As a rule of thumb, the more expensive CDs are obviously better quality. As most cheap CDs are using cyanine, I avoid them. Since those Kodak Gold and Mitsui (I think no longer available in Singapore) are quite expensive, I stick to Mitsubishi and Verbatim which use the AZO dye which is very reliable.
Last edited by redstorm; 22nd July 2004 at 07:00 PM.
21st July 2004, 09:31 PM
Many people think that when they have burned up a spindle and did not get any coaster then the quality of these CDs is very good. This is not true as it only tells you that the used CDs are compatible with your CD burner. The quality of CDs is directly related with the time the CDs will last without losing the information on them. One way is to burn a CD and wait 20 to 50 years to see if the information are still in it. This is abit extreme. The only scientific way is to speed up the ageing process of a CD from about 20 - 50 years to only a few days thru a Climate Chamber which artificially ages CDs by exposing them to extreme temperatures and humidity. The conclusion is simple - quality and low prices don't mix. CD compatibility with burners and CD quality are two entirely different things. The only way to ensure that your precious data are still readable 10 or 20 years down the road is to buy better quality CDs. Kodak and Mitsui (if you can find it here) are reputed to be among the best around. They don't sell in spindle but in jewel case and can cost about a dollar or more a piece. If you want to buy those in spindle, get those with Azo dye by Mitsubishi or Verbatim. Those using cyanine dye such as Imation, Sony, TDK, Philips, etc. can be trusted but there is no way to tell as some of them are made by the Taiwanese company, Ritek.
Last edited by redstorm; 22nd July 2004 at 07:02 PM.
21st July 2004, 11:54 PM
22nd July 2004, 12:41 AM
Originally Posted by redstorm
any links on these info to recommend for further reading?
22nd July 2004, 08:48 AM
Originally Posted by redstorm
Singapore Home Artificial Ageing Test
after burning cd, put in microwave oven and zap it for one minute on high.... if after that the cdr can still be read,
should be considered ok brand
standard disclaimer ....
I will assume no responsibility for your cdr or microwave oven
and any other items within 5km of you ... for the next 5 years
22nd July 2004, 09:07 AM
I bought this Benq CD with their 'data guard' technology that can store data up to 99 years. I have yet to find any problems with the cds and i hope they are trustworthy

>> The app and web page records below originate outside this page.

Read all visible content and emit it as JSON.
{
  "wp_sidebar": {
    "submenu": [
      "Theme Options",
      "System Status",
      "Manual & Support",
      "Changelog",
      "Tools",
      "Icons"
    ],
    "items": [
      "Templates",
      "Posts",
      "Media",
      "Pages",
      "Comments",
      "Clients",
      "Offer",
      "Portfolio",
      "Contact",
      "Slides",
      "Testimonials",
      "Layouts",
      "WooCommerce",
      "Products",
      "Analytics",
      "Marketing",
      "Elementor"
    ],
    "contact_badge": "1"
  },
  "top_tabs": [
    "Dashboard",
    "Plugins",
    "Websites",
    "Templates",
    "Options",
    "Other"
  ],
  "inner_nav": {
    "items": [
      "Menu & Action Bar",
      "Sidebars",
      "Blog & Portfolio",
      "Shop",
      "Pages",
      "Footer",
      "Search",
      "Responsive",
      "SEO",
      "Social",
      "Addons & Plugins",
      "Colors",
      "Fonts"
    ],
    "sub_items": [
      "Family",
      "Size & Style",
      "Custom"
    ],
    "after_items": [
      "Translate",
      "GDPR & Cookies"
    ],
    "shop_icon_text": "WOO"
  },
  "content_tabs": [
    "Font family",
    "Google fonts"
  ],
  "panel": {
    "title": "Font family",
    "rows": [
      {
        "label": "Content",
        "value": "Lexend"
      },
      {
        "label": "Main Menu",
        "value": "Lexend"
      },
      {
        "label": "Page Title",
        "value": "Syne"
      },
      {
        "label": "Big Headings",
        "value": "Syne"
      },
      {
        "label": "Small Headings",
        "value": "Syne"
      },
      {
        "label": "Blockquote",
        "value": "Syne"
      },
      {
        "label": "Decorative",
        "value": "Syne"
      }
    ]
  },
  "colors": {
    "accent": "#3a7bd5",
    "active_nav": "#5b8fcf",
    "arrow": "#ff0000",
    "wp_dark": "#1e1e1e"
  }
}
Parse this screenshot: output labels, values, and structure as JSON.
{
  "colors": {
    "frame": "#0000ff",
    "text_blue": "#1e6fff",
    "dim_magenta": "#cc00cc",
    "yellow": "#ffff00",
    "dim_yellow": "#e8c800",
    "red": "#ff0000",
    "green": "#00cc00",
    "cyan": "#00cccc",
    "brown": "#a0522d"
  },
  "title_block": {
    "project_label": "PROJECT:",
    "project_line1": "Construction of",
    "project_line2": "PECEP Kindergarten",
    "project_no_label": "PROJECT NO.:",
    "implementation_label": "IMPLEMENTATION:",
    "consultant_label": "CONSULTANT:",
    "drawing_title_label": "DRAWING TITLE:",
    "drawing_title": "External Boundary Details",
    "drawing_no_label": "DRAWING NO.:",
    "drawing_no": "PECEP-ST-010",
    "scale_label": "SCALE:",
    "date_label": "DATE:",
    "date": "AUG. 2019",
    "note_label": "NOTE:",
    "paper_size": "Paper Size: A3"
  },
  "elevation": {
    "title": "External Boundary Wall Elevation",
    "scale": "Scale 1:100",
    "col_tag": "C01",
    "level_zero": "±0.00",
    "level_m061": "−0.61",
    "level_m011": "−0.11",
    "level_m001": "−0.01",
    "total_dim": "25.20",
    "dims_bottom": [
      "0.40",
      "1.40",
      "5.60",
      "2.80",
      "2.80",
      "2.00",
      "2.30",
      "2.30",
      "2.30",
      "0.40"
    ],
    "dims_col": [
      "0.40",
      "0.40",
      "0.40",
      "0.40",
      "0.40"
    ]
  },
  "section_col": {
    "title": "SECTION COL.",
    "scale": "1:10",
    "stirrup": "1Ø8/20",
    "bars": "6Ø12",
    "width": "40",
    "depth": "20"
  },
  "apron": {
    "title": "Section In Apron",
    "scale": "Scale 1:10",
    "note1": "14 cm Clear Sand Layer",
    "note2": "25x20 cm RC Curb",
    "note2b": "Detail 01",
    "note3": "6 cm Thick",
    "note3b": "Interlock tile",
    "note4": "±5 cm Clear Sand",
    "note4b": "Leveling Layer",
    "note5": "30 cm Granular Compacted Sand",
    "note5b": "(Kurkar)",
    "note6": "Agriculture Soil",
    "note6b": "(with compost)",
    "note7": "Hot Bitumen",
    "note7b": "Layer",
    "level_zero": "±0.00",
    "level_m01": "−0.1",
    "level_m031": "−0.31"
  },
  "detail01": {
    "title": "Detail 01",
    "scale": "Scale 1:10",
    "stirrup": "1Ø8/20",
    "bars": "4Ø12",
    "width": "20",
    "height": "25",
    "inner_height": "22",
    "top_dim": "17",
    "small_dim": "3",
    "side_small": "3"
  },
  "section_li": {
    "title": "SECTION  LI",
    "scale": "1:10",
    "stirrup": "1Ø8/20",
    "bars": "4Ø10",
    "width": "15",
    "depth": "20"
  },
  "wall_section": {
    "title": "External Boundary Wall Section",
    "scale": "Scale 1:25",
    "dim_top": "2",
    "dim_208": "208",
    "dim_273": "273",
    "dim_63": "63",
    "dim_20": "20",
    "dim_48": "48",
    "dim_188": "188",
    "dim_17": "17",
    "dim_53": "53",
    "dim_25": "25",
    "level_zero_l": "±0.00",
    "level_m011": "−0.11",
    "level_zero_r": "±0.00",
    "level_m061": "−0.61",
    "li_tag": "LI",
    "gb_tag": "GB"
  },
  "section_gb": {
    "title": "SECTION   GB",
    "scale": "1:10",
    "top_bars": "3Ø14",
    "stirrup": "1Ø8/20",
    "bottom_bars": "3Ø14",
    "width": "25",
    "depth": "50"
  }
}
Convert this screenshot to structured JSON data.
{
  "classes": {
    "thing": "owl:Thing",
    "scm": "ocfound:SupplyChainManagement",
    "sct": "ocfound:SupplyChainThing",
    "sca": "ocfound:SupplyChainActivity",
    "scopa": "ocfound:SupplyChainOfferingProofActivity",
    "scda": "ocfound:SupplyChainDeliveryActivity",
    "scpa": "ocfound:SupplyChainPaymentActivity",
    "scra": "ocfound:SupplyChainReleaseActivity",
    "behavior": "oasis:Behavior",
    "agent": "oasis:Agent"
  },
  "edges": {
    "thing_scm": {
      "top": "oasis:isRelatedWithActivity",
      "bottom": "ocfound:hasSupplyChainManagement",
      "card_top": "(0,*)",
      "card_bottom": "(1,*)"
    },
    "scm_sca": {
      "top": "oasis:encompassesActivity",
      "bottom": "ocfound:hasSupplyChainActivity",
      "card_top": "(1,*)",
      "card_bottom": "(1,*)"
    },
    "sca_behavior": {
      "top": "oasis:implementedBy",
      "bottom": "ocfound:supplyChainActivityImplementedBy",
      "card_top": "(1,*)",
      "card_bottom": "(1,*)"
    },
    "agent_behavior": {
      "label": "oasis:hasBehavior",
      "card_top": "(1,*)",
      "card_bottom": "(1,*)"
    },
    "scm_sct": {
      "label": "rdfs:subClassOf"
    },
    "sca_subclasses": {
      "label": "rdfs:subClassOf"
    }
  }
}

10th August 2004, 06:01 PM
I learned some things today from all of you, thanks. My understanding there are 3 types of CD-R (one time write only) in a very simplify understanding way, (1) Gold color (Really looks like gold color, e.g. old packing of Kodak Gold CD-R) is the best material that claimed to retained the data for 100yrs if put in a suitable environement; (2) Blue color material is good for audio/music data; (3) yellow/green color material is the most unstable material amount 3, but it is cheap. For me, I use imation, Verbtain/Mitsubishi, if really important, Kodak Gold old packing slow speed version but hardly can find in Singapore now. I guess more people will move to DVD+R or DVD-R. Final advice, burn a few copies if you really think the data is important to you